Lawyer: Ohio tattoo parlor owner not a client
COLUMBUS, Ohio (AP) — A lawyer whose emails to Ohio State University's former football coach triggered an ongoing scandal and NCAA investigation that cost the coach his job and led to several players' suspensions denied Monday he broke any legal misconduct rules.
Attorney Christopher Cicero testified he never represented or intended to represent a tattoo parlor owner who bought or traded tattoos for Ohio State memorabilia such as jerseys and championship rings.
Cicero, who faces penalties from a short suspension to disbarment, said the only goal of his meeting with Edward Rife on April 15, 2010, was to confirm that Rife's partner, a former client of Cicero, wasn't involved with drug dealing or memorabilia sales.
Rife's house had been raided earlier in the month by federal drug investigators and Cicero wanted to know if his client, Joseph Epling, who was Rife's business partner, was involved in the case.
"Eddie Rife was never going to be my client in this case at all," Cicero told a three-member disciplinary panel at the Ohio Supreme Court. "I saw him as an ally and resource for Mr. Epling. That's how I viewed Mr. Rife's purpose in my office."
Rife pleaded guilty to drug trafficking and money laundering this year and was sentenced to three years in prison. He has not begun that sentence and testified against Cicero on Monday.
The Ohio Supreme Court's Disciplinary Counsel has alleged that Cicero violated professional conduct rules by revealing information from interviews with Rife, a potential client.
A decision by the court's Board of Commissioners on Grievances and Discipline is not expected for several weeks.
The Disciplinary Counsel says Rife met with Cicero twice, on April 2 and April 15, to discuss the possibility of Cicero representing him in his drug case. Rife testified under oath Monday that both meetings took place.
Cicero and his attorneys deny that Rife met with him on April 2.
It was emails Cicero sent to former Ohio State football coach Jim Tressel in April 2010, warning him that players were selling memorabilia or trading them for tattoos, that helped launch the scandal and end Tressel's Ohio State career.
News of the memorabilia sales emerged in December 2010, but not until March did the university discover that Tressel had known about the sales since the previous April and said nothing. That was a violation of both NCAA rules and Tressel's contract, which required the prompt reporting of any knowledge of such player infractions. Tressel resigned under pressure in May.

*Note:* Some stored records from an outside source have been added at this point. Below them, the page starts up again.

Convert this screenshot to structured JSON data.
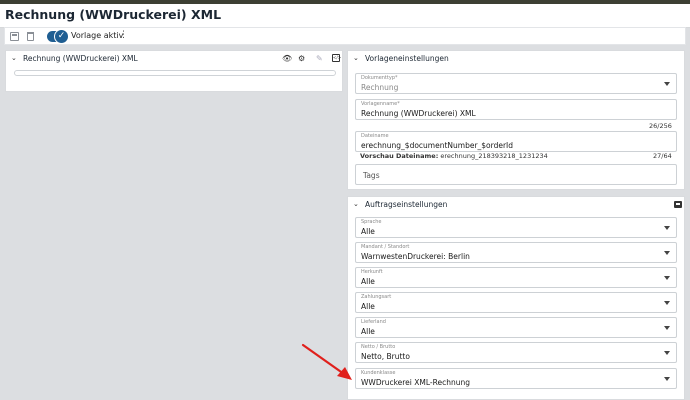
{
  "header": {
    "title": "Rechnung (WWDruckerei) XML"
  },
  "toolbar": {
    "toggle_label": "Vorlage aktiv",
    "icons": [
      "save-icon",
      "trash-icon",
      "check-icon",
      "more-vertical-icon"
    ]
  },
  "left_panel": {
    "title": "Rechnung (WWDruckerei) XML",
    "icons": [
      "chevron-down-icon",
      "eye-icon",
      "gear-icon",
      "pencil-icon",
      "code-icon"
    ]
  },
  "template_settings": {
    "title": "Vorlageneinstellungen",
    "document_type": {
      "label": "Dokumenttyp*",
      "value": "Rechnung"
    },
    "template_name": {
      "label": "Vorlagenname*",
      "value": "Rechnung (WWDruckerei) XML",
      "counter": "26/256"
    },
    "filename": {
      "label": "Dateiname",
      "value": "erechnung_$documentNumber_$orderId",
      "counter": "27/64"
    },
    "preview_label": "Vorschau Dateiname:",
    "preview_value": "erechnung_218393218_1231234",
    "tags_placeholder": "Tags"
  },
  "order_settings": {
    "title": "Auftragseinstellungen",
    "fields": [
      {
        "label": "Sprache",
        "value": "Alle"
      },
      {
        "label": "Mandant / Standort",
        "value": "WarnwestenDruckerei: Berlin"
      },
      {
        "label": "Herkunft",
        "value": "Alle"
      },
      {
        "label": "Zahlungsart",
        "value": "Alle"
      },
      {
        "label": "Lieferland",
        "value": "Alle"
      },
      {
        "label": "Netto / Brutto",
        "value": "Netto, Brutto"
      },
      {
        "label": "Kundenklasse",
        "value": "WWDruckerei XML-Rechnung"
      }
    ]
  },
  "colors": {
    "accent": "#1f5e92",
    "annotation_arrow": "#e0201c",
    "topbar": "#3d3f33"
  }
}
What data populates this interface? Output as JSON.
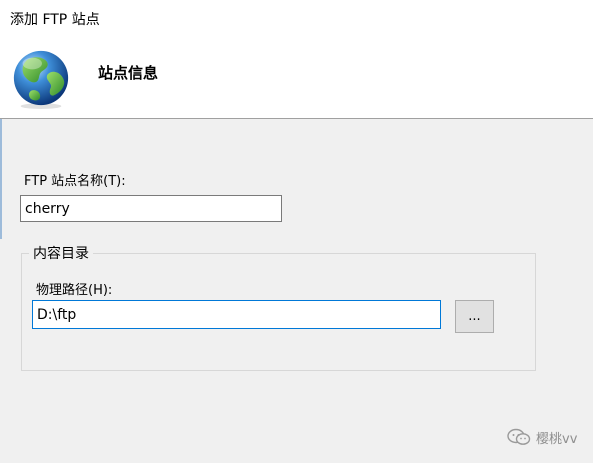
{
  "window": {
    "title": "添加 FTP 站点"
  },
  "header": {
    "title": "站点信息",
    "icon": "globe-icon"
  },
  "form": {
    "site_name_label": "FTP 站点名称(T):",
    "site_name_value": "cherry",
    "content_directory": {
      "title": "内容目录",
      "physical_path_label": "物理路径(H):",
      "physical_path_value": "D:\\ftp",
      "browse_label": "..."
    }
  },
  "watermark": {
    "text": "樱桃vv",
    "icon": "wechat-icon"
  },
  "colors": {
    "header_bg": "#ffffff",
    "body_bg": "#f0f0f0",
    "focus_border": "#0078d7",
    "button_bg": "#e1e1e1"
  }
}
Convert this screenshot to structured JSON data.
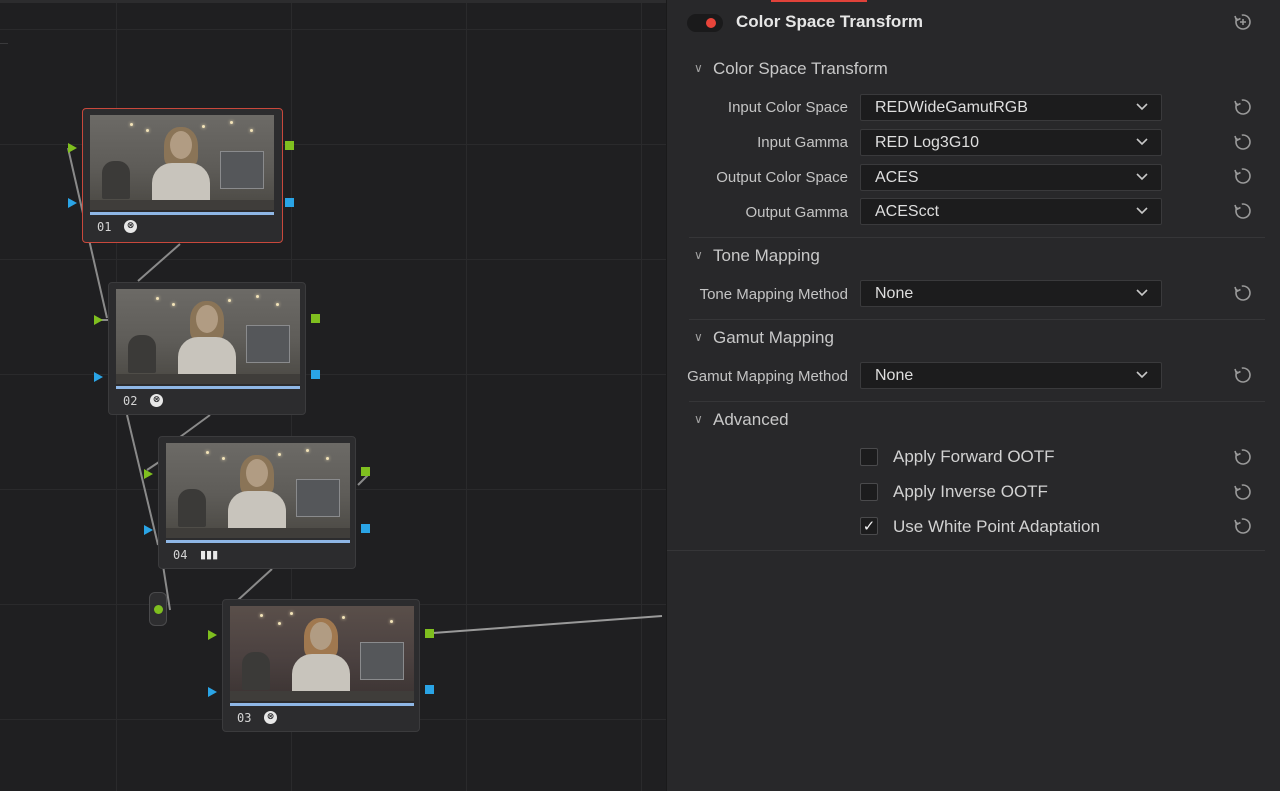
{
  "nodes": [
    {
      "label": "01",
      "icon": "aces-icon",
      "selected": true
    },
    {
      "label": "02",
      "icon": "aces-icon",
      "selected": false
    },
    {
      "label": "04",
      "icon": "bars-icon",
      "selected": false
    },
    {
      "label": "03",
      "icon": "aces-icon",
      "selected": false
    }
  ],
  "inspector": {
    "title": "Color Space Transform",
    "sections": {
      "cst": "Color Space Transform",
      "tone": "Tone Mapping",
      "gamut": "Gamut Mapping",
      "advanced": "Advanced"
    },
    "rows": {
      "input_color_space": {
        "label": "Input Color Space",
        "value": "REDWideGamutRGB"
      },
      "input_gamma": {
        "label": "Input Gamma",
        "value": "RED Log3G10"
      },
      "output_color_space": {
        "label": "Output Color Space",
        "value": "ACES"
      },
      "output_gamma": {
        "label": "Output Gamma",
        "value": "ACEScct"
      },
      "tone_mapping_method": {
        "label": "Tone Mapping Method",
        "value": "None"
      },
      "gamut_mapping_method": {
        "label": "Gamut Mapping Method",
        "value": "None"
      }
    },
    "checks": {
      "forward_ootf": {
        "label": "Apply Forward OOTF",
        "checked": false
      },
      "inverse_ootf": {
        "label": "Apply Inverse OOTF",
        "checked": false
      },
      "white_point": {
        "label": "Use White Point Adaptation",
        "checked": true
      }
    },
    "checkmark": "✓"
  },
  "colors": {
    "accent_red": "#e0423a",
    "node_output_green": "#7fbf1f",
    "node_output_blue": "#2aa4e6",
    "progress_blue": "#8fb7e6"
  }
}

The NCAA is expected to rule this year on what type of punishment the university should receive.
Cicero and his attorneys say the emails he sent Tressel were only meant to warn the coach about his players' actions and shouldn't be read as a breach of confidentiality, since Rife was not a client, they say.
"This case exemplifies that things are not always as they appear," said Alvin Mathews, an attorney for Cicero. "The emails that were sent may not actually reflect what they appear to reflect."
The evidence was clear that Rife visited Cicero as a potential client looking for legal advice, argued Joseph Caliguiri, representing the court's Disciplinary Counsel.
Cicero quoted a figure of $10,000 to handle his case, according to court documents and Rife's testimony Monday.
"I was thinking about hiring him to take my case and wanted him to know things about my case," Rife testified.
Andrew Welsh-Huggins can be reached at http://twitter.com/awhcolumbus.